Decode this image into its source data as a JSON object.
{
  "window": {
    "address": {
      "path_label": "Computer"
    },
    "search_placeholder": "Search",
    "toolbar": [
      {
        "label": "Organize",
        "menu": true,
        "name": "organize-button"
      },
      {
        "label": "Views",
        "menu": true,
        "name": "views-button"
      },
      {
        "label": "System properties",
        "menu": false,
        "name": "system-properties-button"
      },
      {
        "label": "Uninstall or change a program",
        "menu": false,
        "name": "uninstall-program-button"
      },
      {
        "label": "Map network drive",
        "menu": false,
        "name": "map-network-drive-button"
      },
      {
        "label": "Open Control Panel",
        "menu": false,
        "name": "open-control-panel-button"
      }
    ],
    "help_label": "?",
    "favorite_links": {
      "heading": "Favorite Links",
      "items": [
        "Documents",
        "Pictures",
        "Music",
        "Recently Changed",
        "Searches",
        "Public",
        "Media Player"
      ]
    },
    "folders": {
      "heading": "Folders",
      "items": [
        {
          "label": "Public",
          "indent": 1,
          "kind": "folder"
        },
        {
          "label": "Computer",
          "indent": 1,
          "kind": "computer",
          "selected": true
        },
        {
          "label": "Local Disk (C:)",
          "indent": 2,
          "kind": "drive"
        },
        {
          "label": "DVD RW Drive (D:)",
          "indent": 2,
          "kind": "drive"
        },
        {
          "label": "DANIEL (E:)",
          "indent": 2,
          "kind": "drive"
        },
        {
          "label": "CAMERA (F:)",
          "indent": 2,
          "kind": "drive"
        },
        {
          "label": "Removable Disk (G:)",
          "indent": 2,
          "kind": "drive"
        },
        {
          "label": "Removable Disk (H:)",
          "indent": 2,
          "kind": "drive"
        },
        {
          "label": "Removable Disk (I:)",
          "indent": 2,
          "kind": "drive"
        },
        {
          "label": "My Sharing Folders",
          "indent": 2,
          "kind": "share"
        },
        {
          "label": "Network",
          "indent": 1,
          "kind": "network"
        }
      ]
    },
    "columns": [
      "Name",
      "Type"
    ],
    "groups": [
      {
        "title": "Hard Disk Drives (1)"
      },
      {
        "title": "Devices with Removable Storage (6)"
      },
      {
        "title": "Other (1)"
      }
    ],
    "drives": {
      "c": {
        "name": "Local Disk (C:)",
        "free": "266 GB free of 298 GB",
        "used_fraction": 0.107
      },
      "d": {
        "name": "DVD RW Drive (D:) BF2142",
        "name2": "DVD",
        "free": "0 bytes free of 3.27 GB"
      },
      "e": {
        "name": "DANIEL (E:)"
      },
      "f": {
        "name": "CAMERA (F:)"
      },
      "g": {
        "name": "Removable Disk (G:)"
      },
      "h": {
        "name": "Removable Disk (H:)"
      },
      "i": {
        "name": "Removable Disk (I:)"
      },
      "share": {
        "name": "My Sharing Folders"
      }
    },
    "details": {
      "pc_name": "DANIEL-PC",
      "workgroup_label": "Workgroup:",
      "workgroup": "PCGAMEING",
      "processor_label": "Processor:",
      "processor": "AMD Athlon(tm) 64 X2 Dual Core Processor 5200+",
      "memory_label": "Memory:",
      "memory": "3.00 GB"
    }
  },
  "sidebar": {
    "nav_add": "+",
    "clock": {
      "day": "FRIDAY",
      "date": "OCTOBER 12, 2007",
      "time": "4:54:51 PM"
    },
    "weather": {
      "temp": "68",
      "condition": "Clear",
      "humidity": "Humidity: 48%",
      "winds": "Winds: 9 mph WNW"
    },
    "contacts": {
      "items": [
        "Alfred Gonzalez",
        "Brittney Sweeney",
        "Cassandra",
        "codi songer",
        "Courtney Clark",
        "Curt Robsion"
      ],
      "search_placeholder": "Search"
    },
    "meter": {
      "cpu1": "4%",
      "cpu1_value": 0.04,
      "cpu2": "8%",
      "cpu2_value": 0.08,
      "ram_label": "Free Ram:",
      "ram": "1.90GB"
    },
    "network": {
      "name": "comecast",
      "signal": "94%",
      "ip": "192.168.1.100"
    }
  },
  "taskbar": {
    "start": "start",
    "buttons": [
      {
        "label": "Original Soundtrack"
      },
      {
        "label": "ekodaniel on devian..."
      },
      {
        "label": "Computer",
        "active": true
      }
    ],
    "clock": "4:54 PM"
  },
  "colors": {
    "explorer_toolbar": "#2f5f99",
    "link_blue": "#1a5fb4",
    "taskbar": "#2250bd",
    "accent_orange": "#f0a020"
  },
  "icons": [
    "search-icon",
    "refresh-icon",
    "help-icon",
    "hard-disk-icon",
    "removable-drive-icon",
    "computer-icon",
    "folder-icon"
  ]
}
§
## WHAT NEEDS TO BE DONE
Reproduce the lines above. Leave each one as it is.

## WORKED SOLUTION
Decode this image into its source data as a JSON object.
{
  "window": {
    "address": {
      "path_label": "Computer"
    },
    "search_placeholder": "Search",
    "toolbar": [
      {
        "label": "Organize",
        "menu": true,
        "name": "organize-button"
      },
      {
        "label": "Views",
        "menu": true,
        "name": "views-button"
      },
      {
        "label": "System properties",
        "menu": false,
        "name": "system-properties-button"
      },
      {
        "label": "Uninstall or change a program",
        "menu": false,
        "name": "uninstall-program-button"
      },
      {
        "label": "Map network drive",
        "menu": false,
        "name": "map-network-drive-button"
      },
      {
        "label": "Open Control Panel",
        "menu": false,
        "name": "open-control-panel-button"
      }
    ],
    "help_label": "?",
    "favorite_links": {
      "heading": "Favorite Links",
      "items": [
        "Documents",
        "Pictures",
        "Music",
        "Recently Changed",
        "Searches",
        "Public",
        "Media Player"
      ]
    },
    "folders": {
      "heading": "Folders",
      "items": [
        {
          "label": "Public",
          "indent": 1,
          "kind": "folder"
        },
        {
          "label": "Computer",
          "indent": 1,
          "kind": "computer",
          "selected": true
        },
        {
          "label": "Local Disk (C:)",
          "indent": 2,
          "kind": "drive"
        },
        {
          "label": "DVD RW Drive (D:)",
          "indent": 2,
          "kind": "drive"
        },
        {
          "label": "DANIEL (E:)",
          "indent": 2,
          "kind": "drive"
        },
        {
          "label": "CAMERA (F:)",
          "indent": 2,
          "kind": "drive"
        },
        {
          "label": "Removable Disk (G:)",
          "indent": 2,
          "kind": "drive"
        },
        {
          "label": "Removable Disk (H:)",
          "indent": 2,
          "kind": "drive"
        },
        {
          "label": "Removable Disk (I:)",
          "indent": 2,
          "kind": "drive"
        },
        {
          "label": "My Sharing Folders",
          "indent": 2,
          "kind": "share"
        },
        {
          "label": "Network",
          "indent": 1,
          "kind": "network"
        }
      ]
    },
    "columns": [
      "Name",
      "Type"
    ],
    "groups": [
      {
        "title": "Hard Disk Drives (1)"
      },
      {
        "title": "Devices with Removable Storage (6)"
      },
      {
        "title": "Other (1)"
      }
    ],
    "drives": {
      "c": {
        "name": "Local Disk (C:)",
        "free": "266 GB free of 298 GB",
        "used_fraction": 0.107
      },
      "d": {
        "name": "DVD RW Drive (D:) BF2142",
        "name2": "DVD",
        "free": "0 bytes free of 3.27 GB"
      },
      "e": {
        "name": "DANIEL (E:)"
      },
      "f": {
        "name": "CAMERA (F:)"
      },
      "g": {
        "name": "Removable Disk (G:)"
      },
      "h": {
        "name": "Removable Disk (H:)"
      },
      "i": {
        "name": "Removable Disk (I:)"
      },
      "share": {
        "name": "My Sharing Folders"
      }
    },
    "details": {
      "pc_name": "DANIEL-PC",
      "workgroup_label": "Workgroup:",
      "workgroup": "PCGAMEING",
      "processor_label": "Processor:",
      "processor": "AMD Athlon(tm) 64 X2 Dual Core Processor 5200+",
      "memory_label": "Memory:",
      "memory": "3.00 GB"
    }
  },
  "sidebar": {
    "nav_add": "+",
    "clock": {
      "day": "FRIDAY",
      "date": "OCTOBER 12, 2007",
      "time": "4:54:51 PM"
    },
    "weather": {
      "temp": "68",
      "condition": "Clear",
      "humidity": "Humidity: 48%",
      "winds": "Winds: 9 mph WNW"
    },
    "contacts": {
      "items": [
        "Alfred Gonzalez",
        "Brittney Sweeney",
        "Cassandra",
        "codi songer",
        "Courtney Clark",
        "Curt Robsion"
      ],
      "search_placeholder": "Search"
    },
    "meter": {
      "cpu1": "4%",
      "cpu1_value": 0.04,
      "cpu2": "8%",
      "cpu2_value": 0.08,
      "ram_label": "Free Ram:",
      "ram": "1.90GB"
    },
    "network": {
      "name": "comecast",
      "signal": "94%",
      "ip": "192.168.1.100"
    }
  },
  "taskbar": {
    "start": "start",
    "buttons": [
      {
        "label": "Original Soundtrack"
      },
      {
        "label": "ekodaniel on devian..."
      },
      {
        "label": "Computer",
        "active": true
      }
    ],
    "clock": "4:54 PM"
  },
  "colors": {
    "explorer_toolbar": "#2f5f99",
    "link_blue": "#1a5fb4",
    "taskbar": "#2250bd",
    "accent_orange": "#f0a020"
  },
  "icons": [
    "search-icon",
    "refresh-icon",
    "help-icon",
    "hard-disk-icon",
    "removable-drive-icon",
    "computer-icon",
    "folder-icon"
  ]
}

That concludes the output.